Posted Nov 01, 2007 08:53 pm CDT
Unlike class reunions, where former classmates can see for themselves who has aged well and who hasn’t, the alumni newsletter presents “facts” that are taken on faith.
“Wow, that guy who hardly ever showed up for class is now VP of a large corporation. Who’da guessed?”
If it’s printed, it must be true, right? If that’s your belief, then you’ll believe that Ross Weil, a 2002 graduate of American University, married his “life partner,” Brett Royce, a 2001 graduate. You’ll also believe that Weil was named chief operating officer of the “Gay Rights Brigade.”
Here’s the thing: Both men claim they are not married to each other, and, in fact, are not gay. In a lawsuit filed in August, Weil and Royce allege libel, defamation and malice, as well as “reckless and gross negligence” on the part of the university. They are seeking damages of $750,000 each.
Spokeswoman Maralee Csellar says staffers of the newsletter normally contact alumni if information about them is unclear or incomplete. As to whether the item about Weil and Royce was a prank, Csellar says the incident is under investigation.
“This is a very serious matter,” says Michael A. Kaufman of New York City, who represents both men. “The university published false statements about my clients’ sexuality,” he says, and misrepresented how Weil makes his living.
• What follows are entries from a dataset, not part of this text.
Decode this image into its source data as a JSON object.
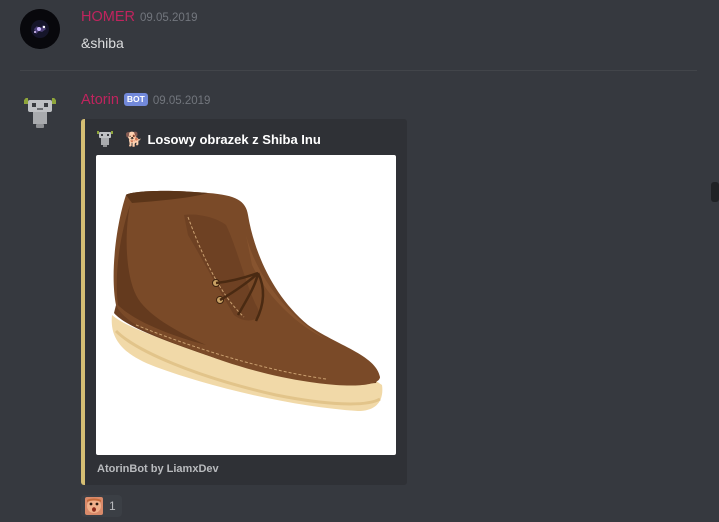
{
  "messages": [
    {
      "author": "HOMER",
      "author_color": "#c0245e",
      "timestamp": "09.05.2019",
      "text": "&shiba",
      "avatar_icon": "galaxy-avatar"
    },
    {
      "author": "Atorin",
      "author_color": "#c0245e",
      "bot_tag": "BOT",
      "timestamp": "09.05.2019",
      "avatar_icon": "robot-avatar",
      "embed": {
        "accent_color": "#d5be73",
        "author_icon": "robot-icon",
        "title_emoji": "🐕",
        "title": "Losowy obrazek z Shiba Inu",
        "image": "brown-leather-chukka-boot",
        "footer": "AtorinBot by LiamxDev"
      },
      "reaction": {
        "emoji": "surprised-face-emoji",
        "count": "1"
      }
    }
  ],
  "colors": {
    "background": "#36393f",
    "embed_background": "#2f3136",
    "bot_tag": "#7289da",
    "timestamp": "#72767d"
  }
}
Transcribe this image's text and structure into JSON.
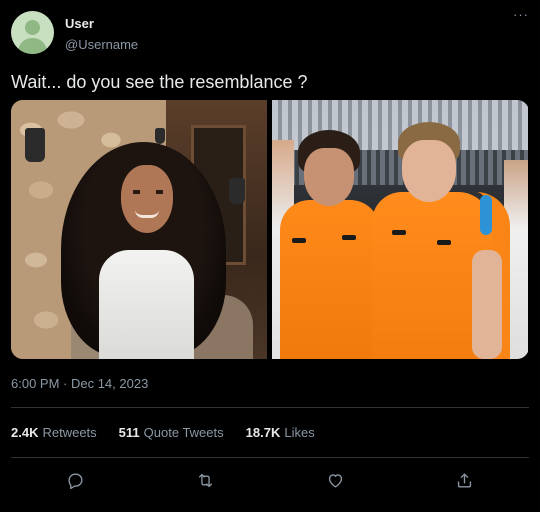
{
  "user": {
    "display_name": "User",
    "handle": "@Username",
    "avatar_icon": "default-avatar-icon"
  },
  "menu": {
    "icon": "more-horizontal-icon",
    "glyph": "···"
  },
  "tweet": {
    "text": "Wait... do you see the resemblance ?",
    "timestamp": "6:00 PM · Dec 14, 2023"
  },
  "stats": {
    "retweets_count": "2.4K",
    "retweets_label": "Retweets",
    "quote_tweets_count": "511",
    "quote_tweets_label": "Quote Tweets",
    "likes_count": "18.7K",
    "likes_label": "Likes"
  },
  "actions": [
    {
      "icon": "reply-icon"
    },
    {
      "icon": "retweet-icon"
    },
    {
      "icon": "like-icon"
    },
    {
      "icon": "share-icon"
    }
  ],
  "colors": {
    "background": "#000000",
    "text_primary": "#e7e9ea",
    "text_secondary": "#8b98a5",
    "divider": "#2f3336"
  }
}
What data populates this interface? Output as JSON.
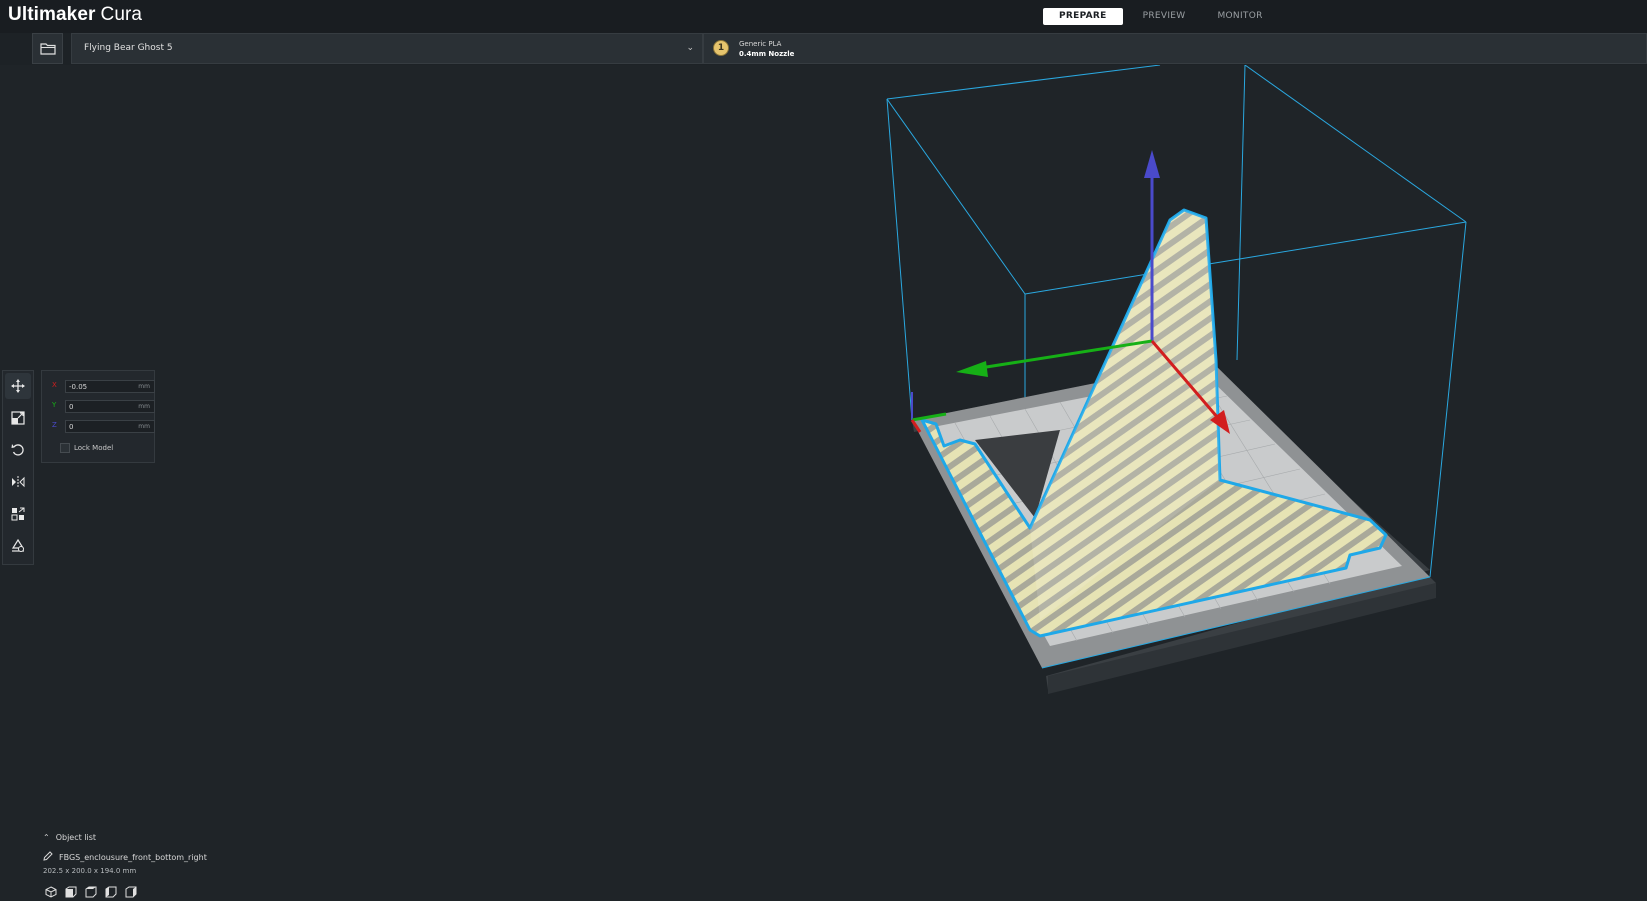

In a separate statement, Kaufman was quoted as saying the case “has nothing to do with homophobia.”